■ TASK: Please return every line below that contains the string "alle".

____ DATA TO EXAMINE

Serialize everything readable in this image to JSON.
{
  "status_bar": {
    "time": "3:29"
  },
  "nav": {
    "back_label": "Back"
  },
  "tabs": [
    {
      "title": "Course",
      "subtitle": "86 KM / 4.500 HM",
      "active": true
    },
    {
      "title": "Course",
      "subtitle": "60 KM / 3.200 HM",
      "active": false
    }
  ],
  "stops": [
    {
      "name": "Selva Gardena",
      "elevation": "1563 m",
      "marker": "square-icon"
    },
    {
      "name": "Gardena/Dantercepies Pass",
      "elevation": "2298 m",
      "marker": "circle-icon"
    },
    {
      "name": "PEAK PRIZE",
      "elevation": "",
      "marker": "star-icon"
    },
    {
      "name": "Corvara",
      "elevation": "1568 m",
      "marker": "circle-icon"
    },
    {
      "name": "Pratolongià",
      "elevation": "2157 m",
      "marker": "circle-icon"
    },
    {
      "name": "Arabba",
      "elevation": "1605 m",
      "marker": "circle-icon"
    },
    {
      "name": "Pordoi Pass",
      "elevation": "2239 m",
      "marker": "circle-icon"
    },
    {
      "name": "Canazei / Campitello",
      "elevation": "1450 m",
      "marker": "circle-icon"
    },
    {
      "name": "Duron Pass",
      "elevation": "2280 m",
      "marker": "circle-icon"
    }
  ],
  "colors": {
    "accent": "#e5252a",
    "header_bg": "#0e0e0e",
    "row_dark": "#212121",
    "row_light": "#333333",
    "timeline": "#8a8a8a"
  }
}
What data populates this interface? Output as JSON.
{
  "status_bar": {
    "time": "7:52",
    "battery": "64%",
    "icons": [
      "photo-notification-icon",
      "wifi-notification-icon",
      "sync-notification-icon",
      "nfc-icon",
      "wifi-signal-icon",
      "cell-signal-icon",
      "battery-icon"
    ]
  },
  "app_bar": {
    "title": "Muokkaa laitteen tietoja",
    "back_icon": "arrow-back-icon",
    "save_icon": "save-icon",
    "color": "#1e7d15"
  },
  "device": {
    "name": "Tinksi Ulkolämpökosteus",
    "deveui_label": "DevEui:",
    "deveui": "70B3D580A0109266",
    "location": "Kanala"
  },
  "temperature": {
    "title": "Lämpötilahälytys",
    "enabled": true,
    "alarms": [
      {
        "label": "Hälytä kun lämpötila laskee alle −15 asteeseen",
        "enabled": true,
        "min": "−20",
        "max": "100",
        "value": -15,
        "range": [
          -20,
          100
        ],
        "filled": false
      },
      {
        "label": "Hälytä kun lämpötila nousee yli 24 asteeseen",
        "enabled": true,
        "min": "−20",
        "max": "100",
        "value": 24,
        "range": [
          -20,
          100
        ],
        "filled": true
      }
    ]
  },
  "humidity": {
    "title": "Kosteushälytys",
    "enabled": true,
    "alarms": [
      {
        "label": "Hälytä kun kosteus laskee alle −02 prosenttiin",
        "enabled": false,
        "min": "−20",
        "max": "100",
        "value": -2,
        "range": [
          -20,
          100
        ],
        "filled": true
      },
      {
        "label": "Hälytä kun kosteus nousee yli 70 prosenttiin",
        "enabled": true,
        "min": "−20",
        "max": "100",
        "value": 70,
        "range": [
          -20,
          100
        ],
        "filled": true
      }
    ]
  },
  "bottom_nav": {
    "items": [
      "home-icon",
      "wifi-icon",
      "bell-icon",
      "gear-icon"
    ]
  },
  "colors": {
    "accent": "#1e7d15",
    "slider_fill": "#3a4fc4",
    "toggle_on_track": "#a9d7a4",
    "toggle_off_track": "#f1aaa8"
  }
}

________

■ WRITTEN REPLY:
        "label": "Hälytä kun lämpötila laskee alle −15 asteeseen",
        "label": "Hälytä kun kosteus laskee alle −02 prosenttiin",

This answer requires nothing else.